(Stored dataset items)
####################
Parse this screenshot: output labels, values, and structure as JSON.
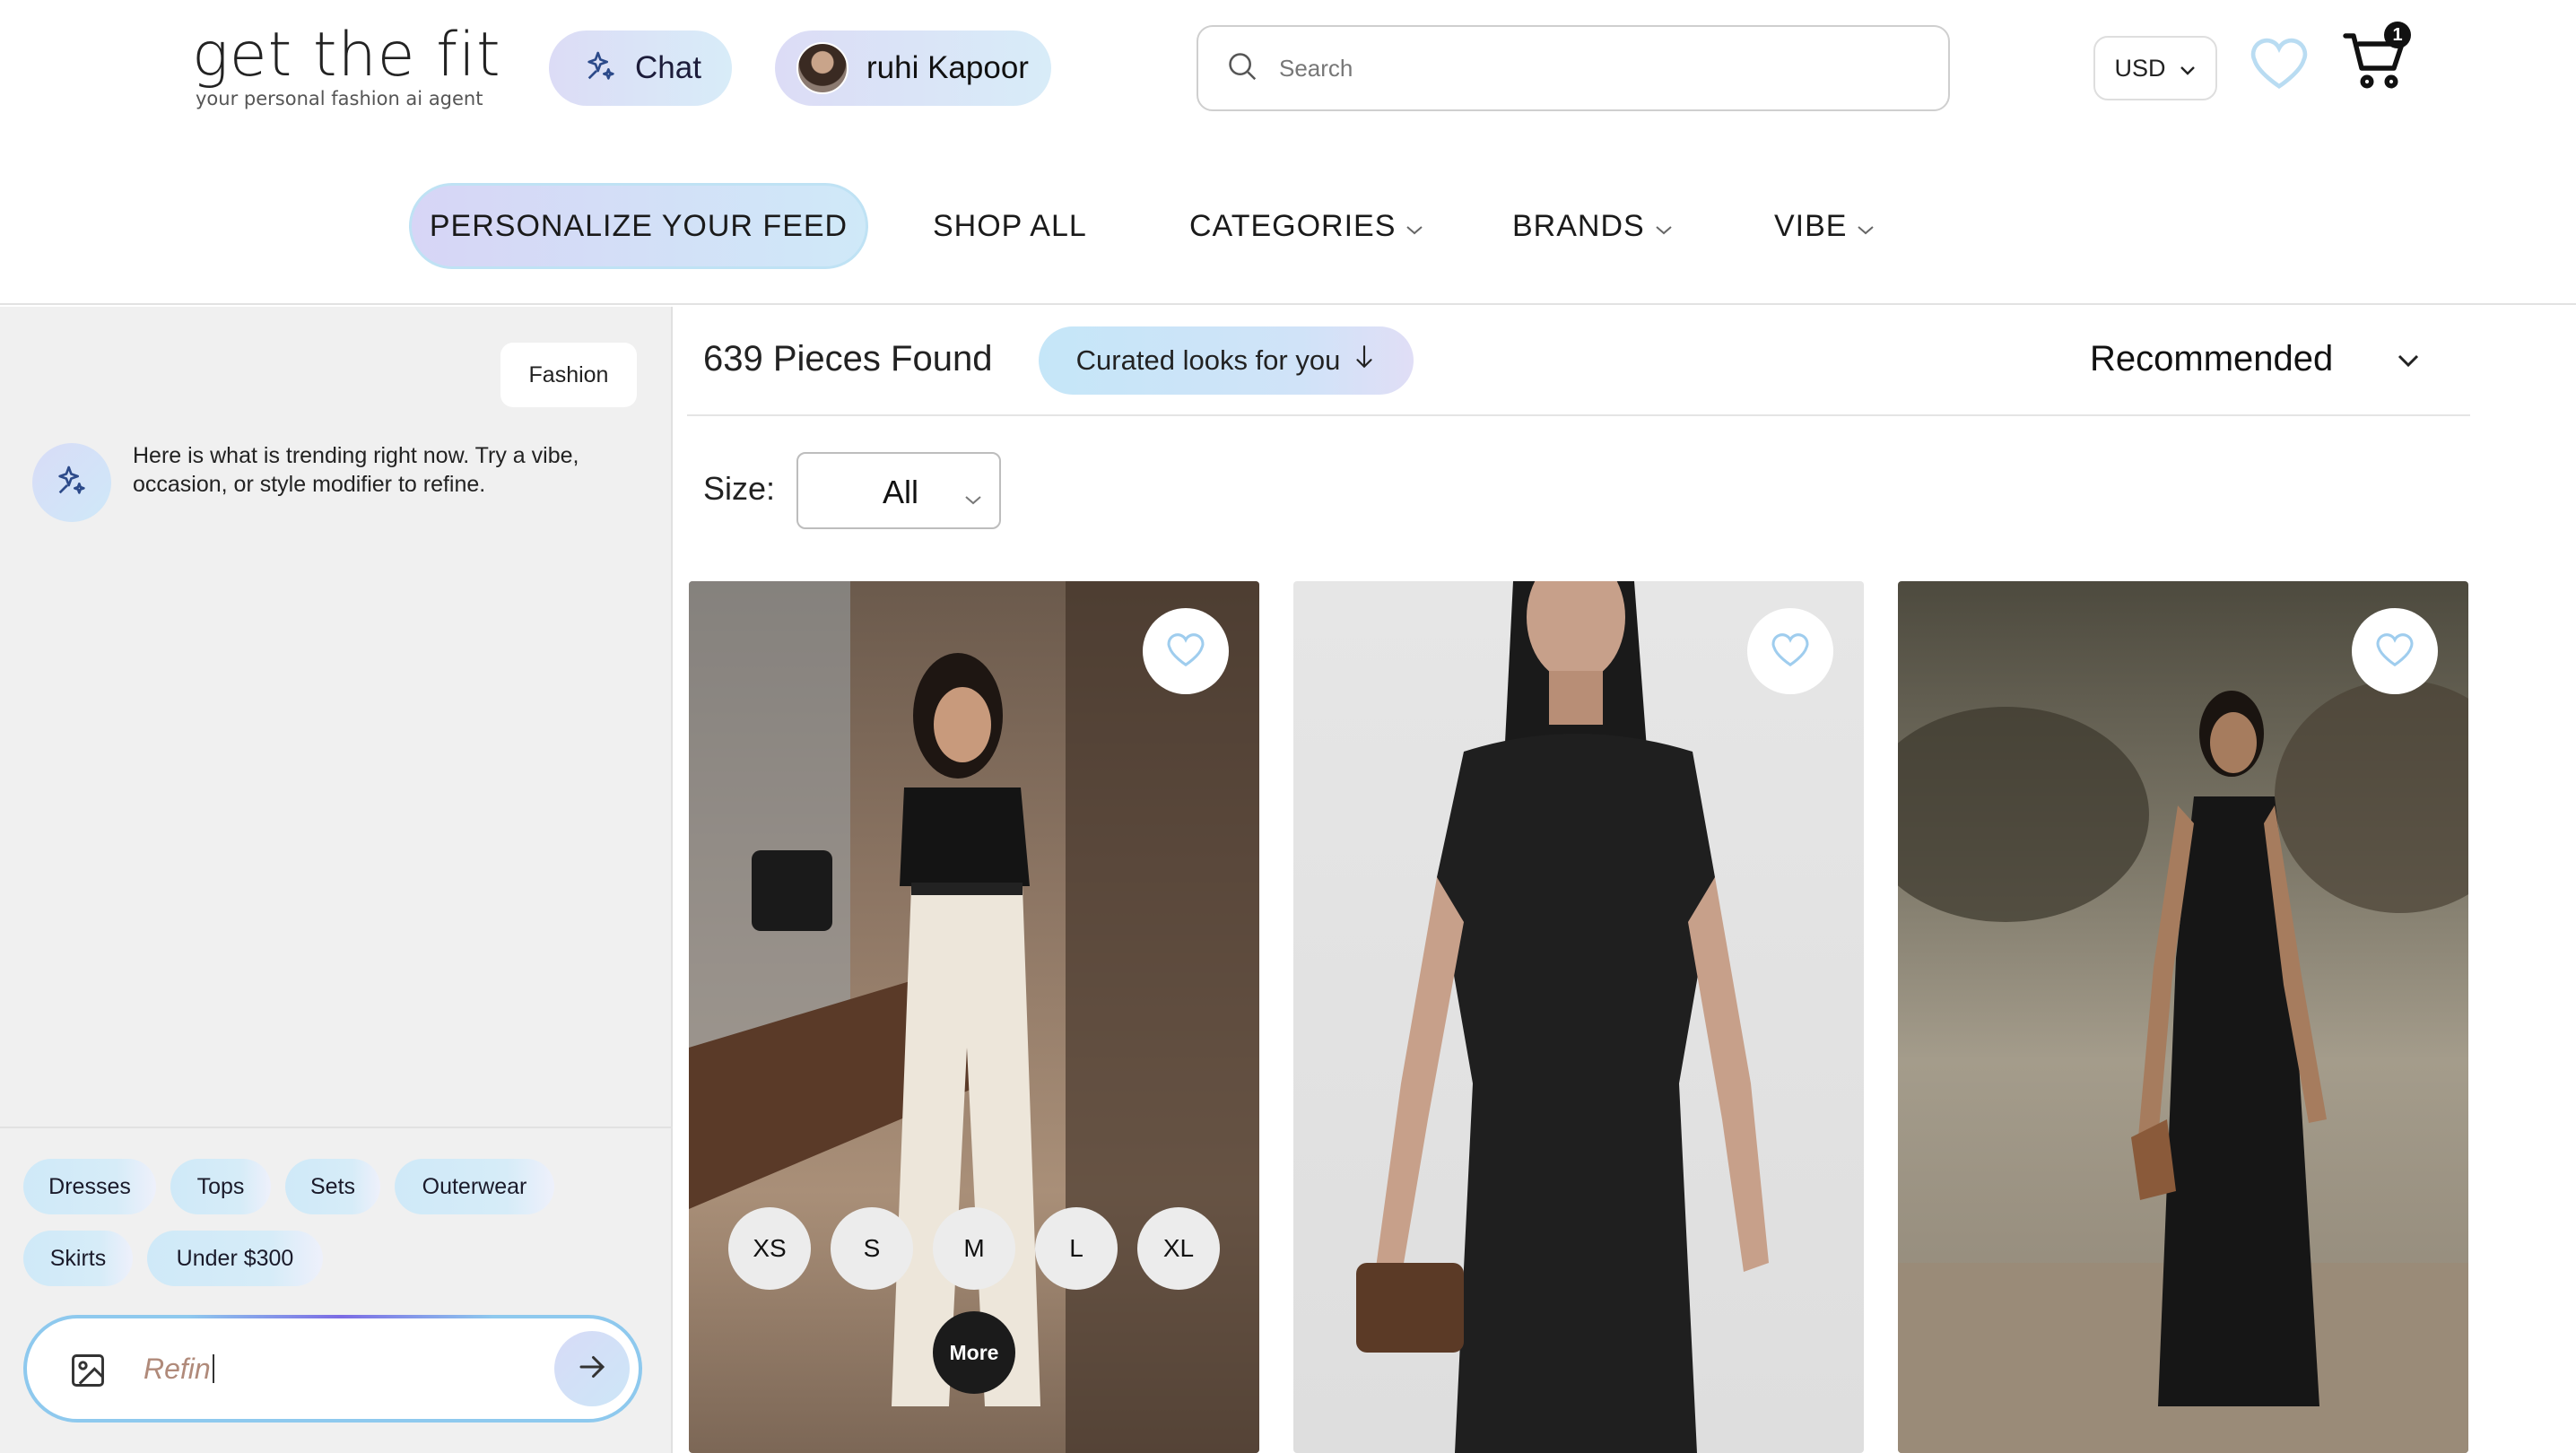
{
  "brand": {
    "name": "get the fit",
    "tagline": "your personal fashion ai agent"
  },
  "header": {
    "chat_label": "Chat",
    "user_name": "ruhi Kapoor",
    "search_placeholder": "Search",
    "currency": "USD",
    "cart_count": "1"
  },
  "nav": {
    "personalize": "PERSONALIZE YOUR FEED",
    "shop_all": "SHOP ALL",
    "categories": "CATEGORIES",
    "brands": "BRANDS",
    "vibe": "VIBE"
  },
  "chat": {
    "user_message": "Fashion",
    "bot_message": "Here is what is trending right now. Try a vibe, occasion, or style modifier to refine.",
    "chips": [
      "Dresses",
      "Tops",
      "Sets",
      "Outerwear",
      "Skirts",
      "Under $300"
    ],
    "input_value": "Refin"
  },
  "results": {
    "count_text": "639 Pieces Found",
    "curated_label": "Curated looks for you",
    "sort_label": "Recommended",
    "size_label": "Size:",
    "size_value": "All"
  },
  "products": [
    {
      "image": "woman in black polo and white wide-leg trousers in office",
      "sizes": [
        "XS",
        "S",
        "M",
        "L",
        "XL"
      ],
      "more_label": "More"
    },
    {
      "image": "black sleeveless ruched midi dress with brown handbag"
    },
    {
      "image": "black knit maxi dress on rocky beach"
    }
  ],
  "colors": {
    "accent_blue": "#cfe9f8",
    "accent_lavender": "#d7d5f6",
    "panel_bg": "#f0f0f0"
  }
}
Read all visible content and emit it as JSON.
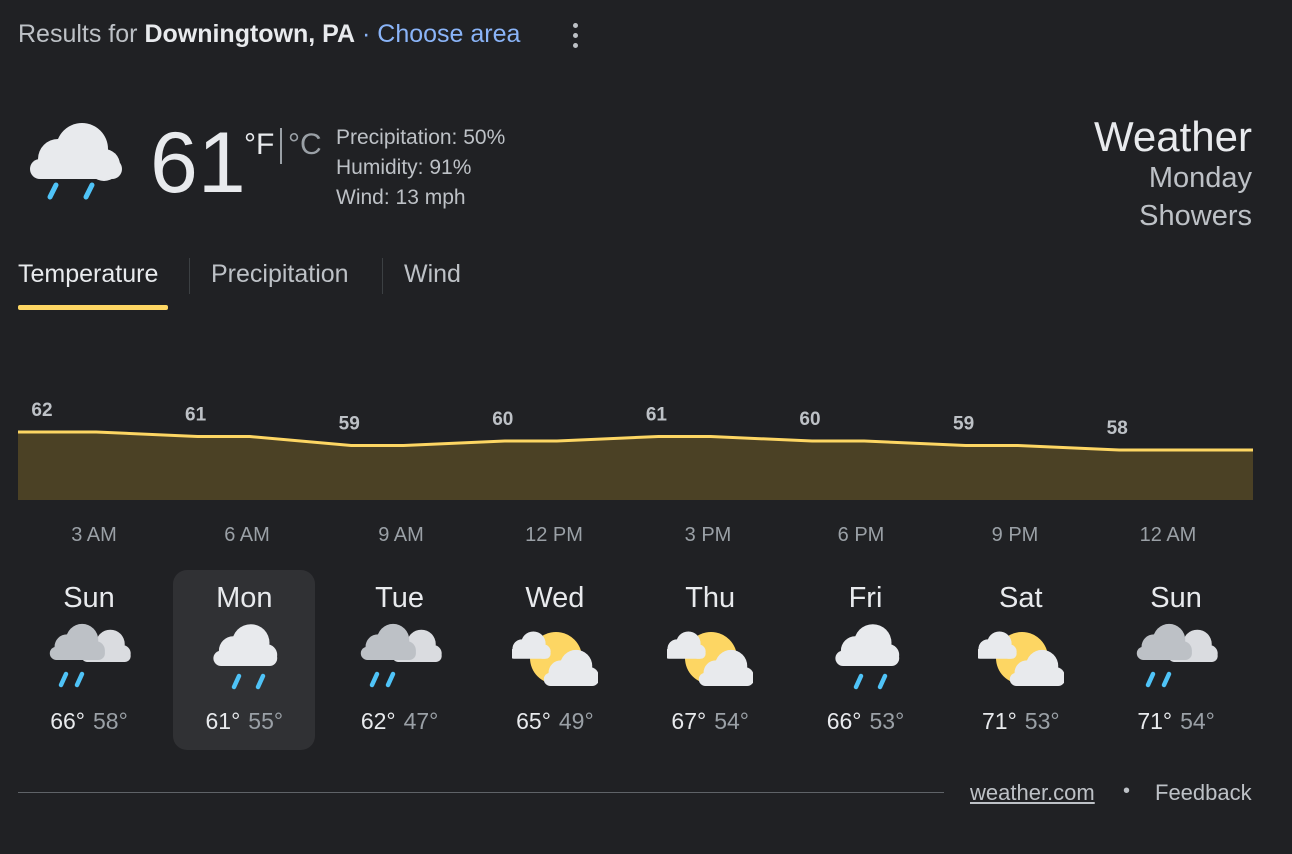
{
  "header": {
    "prefix": "Results for",
    "location": "Downingtown, PA",
    "separator": "·",
    "choose_area": "Choose area",
    "more_icon": "more-vert-icon"
  },
  "current": {
    "icon": "rain-cloud-icon",
    "temp": "61",
    "unit_f": "°F",
    "unit_c": "°C",
    "precipitation": "Precipitation: 50%",
    "humidity": "Humidity: 91%",
    "wind": "Wind: 13 mph",
    "title": "Weather",
    "day": "Monday",
    "condition": "Showers"
  },
  "tabs": [
    {
      "label": "Temperature",
      "active": true
    },
    {
      "label": "Precipitation",
      "active": false
    },
    {
      "label": "Wind",
      "active": false
    }
  ],
  "colors": {
    "accent": "#fdd663",
    "fill": "#4b4125",
    "link": "#8ab4f8",
    "background": "#202124"
  },
  "chart_data": {
    "type": "area",
    "x": [
      "3 AM",
      "6 AM",
      "9 AM",
      "12 PM",
      "3 PM",
      "6 PM",
      "9 PM",
      "12 AM"
    ],
    "series": [
      {
        "values": [
          62,
          61,
          59,
          60,
          61,
          60,
          59,
          58
        ]
      }
    ],
    "labels": [
      "62",
      "61",
      "59",
      "60",
      "61",
      "60",
      "59",
      "58"
    ],
    "ylim": [
      50,
      64
    ],
    "grid": false
  },
  "daily": [
    {
      "day": "Sun",
      "icon": "rain-partly-cloudy-icon",
      "hi": "66°",
      "lo": "58°",
      "selected": false
    },
    {
      "day": "Mon",
      "icon": "rain-cloud-icon",
      "hi": "61°",
      "lo": "55°",
      "selected": true
    },
    {
      "day": "Tue",
      "icon": "rain-partly-cloudy-icon",
      "hi": "62°",
      "lo": "47°",
      "selected": false
    },
    {
      "day": "Wed",
      "icon": "partly-cloudy-icon",
      "hi": "65°",
      "lo": "49°",
      "selected": false
    },
    {
      "day": "Thu",
      "icon": "partly-cloudy-icon",
      "hi": "67°",
      "lo": "54°",
      "selected": false
    },
    {
      "day": "Fri",
      "icon": "rain-cloud-icon",
      "hi": "66°",
      "lo": "53°",
      "selected": false
    },
    {
      "day": "Sat",
      "icon": "partly-cloudy-icon",
      "hi": "71°",
      "lo": "53°",
      "selected": false
    },
    {
      "day": "Sun",
      "icon": "rain-partly-cloudy-icon",
      "hi": "71°",
      "lo": "54°",
      "selected": false
    }
  ],
  "footer": {
    "source": "weather.com",
    "bullet": "•",
    "feedback": "Feedback"
  }
}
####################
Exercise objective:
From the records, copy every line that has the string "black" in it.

Exercise response:
      "image": "woman in black polo and white wide-leg trousers in office",
      "image": "black sleeveless ruched midi dress with brown handbag"
      "image": "black knit maxi dress on rocky beach"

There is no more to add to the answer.